### [Task requirements]
Show each line of the entries below in which the word "name" appears.

### [Supplied material]
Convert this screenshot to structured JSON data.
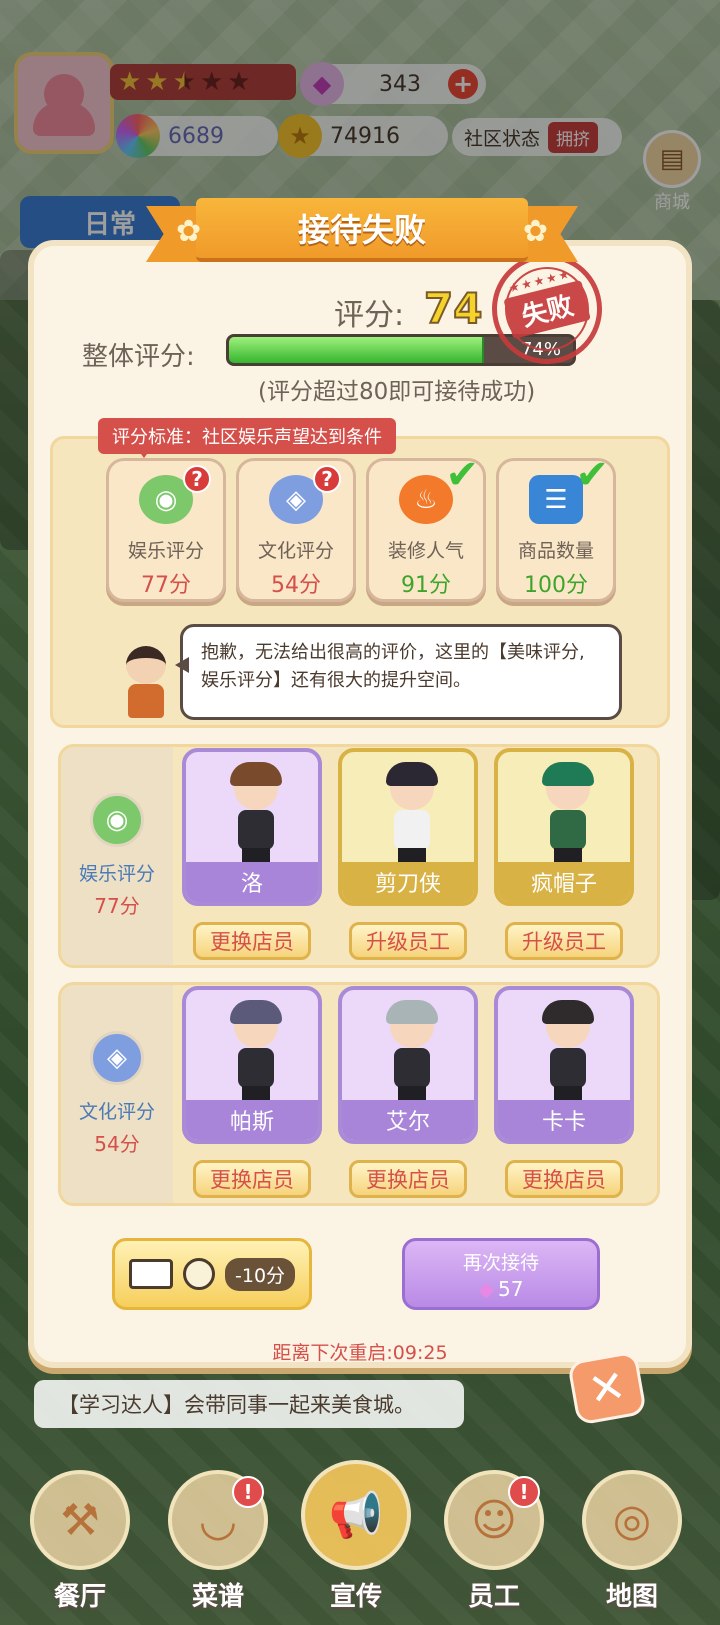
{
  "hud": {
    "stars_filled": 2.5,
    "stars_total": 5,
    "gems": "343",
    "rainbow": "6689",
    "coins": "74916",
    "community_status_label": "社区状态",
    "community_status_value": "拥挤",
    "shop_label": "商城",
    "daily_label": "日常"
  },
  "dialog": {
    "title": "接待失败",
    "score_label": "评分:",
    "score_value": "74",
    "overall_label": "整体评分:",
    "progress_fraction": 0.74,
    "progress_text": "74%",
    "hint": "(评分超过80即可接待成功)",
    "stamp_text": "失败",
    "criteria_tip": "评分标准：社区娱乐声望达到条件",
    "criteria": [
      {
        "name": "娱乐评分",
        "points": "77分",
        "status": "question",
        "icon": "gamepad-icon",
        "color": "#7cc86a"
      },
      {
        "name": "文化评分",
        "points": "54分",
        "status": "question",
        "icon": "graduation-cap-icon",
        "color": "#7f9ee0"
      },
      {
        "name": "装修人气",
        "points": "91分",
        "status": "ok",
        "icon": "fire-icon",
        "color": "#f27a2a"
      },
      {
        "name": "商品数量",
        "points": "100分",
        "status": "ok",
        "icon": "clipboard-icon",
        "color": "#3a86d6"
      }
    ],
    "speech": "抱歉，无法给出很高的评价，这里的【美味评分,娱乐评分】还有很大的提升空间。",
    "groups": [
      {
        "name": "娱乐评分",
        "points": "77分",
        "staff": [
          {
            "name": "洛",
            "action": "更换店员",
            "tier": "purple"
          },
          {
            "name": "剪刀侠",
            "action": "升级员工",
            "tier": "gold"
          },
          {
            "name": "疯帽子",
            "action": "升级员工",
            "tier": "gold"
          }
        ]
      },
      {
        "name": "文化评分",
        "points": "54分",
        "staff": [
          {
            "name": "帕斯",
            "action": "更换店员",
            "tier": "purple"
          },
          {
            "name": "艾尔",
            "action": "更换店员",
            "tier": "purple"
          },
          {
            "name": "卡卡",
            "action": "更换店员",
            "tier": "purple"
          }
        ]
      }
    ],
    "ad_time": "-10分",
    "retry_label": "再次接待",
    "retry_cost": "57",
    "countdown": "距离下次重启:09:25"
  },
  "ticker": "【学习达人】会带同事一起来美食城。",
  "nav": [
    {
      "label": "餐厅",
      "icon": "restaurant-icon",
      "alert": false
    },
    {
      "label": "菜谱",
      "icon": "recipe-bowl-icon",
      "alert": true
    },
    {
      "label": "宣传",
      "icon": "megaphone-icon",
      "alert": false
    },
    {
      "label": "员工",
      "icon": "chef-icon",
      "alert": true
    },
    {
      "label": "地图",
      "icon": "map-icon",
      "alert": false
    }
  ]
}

### [Response to this exercise]
        "name": "娱乐评分",
        "name": "文化评分",
        "name": "装修人气",
        "name": "商品数量",
        "name": "娱乐评分",
            "name": "洛",
            "name": "剪刀侠",
            "name": "疯帽子",
        "name": "文化评分",
            "name": "帕斯",
            "name": "艾尔",
            "name": "卡卡",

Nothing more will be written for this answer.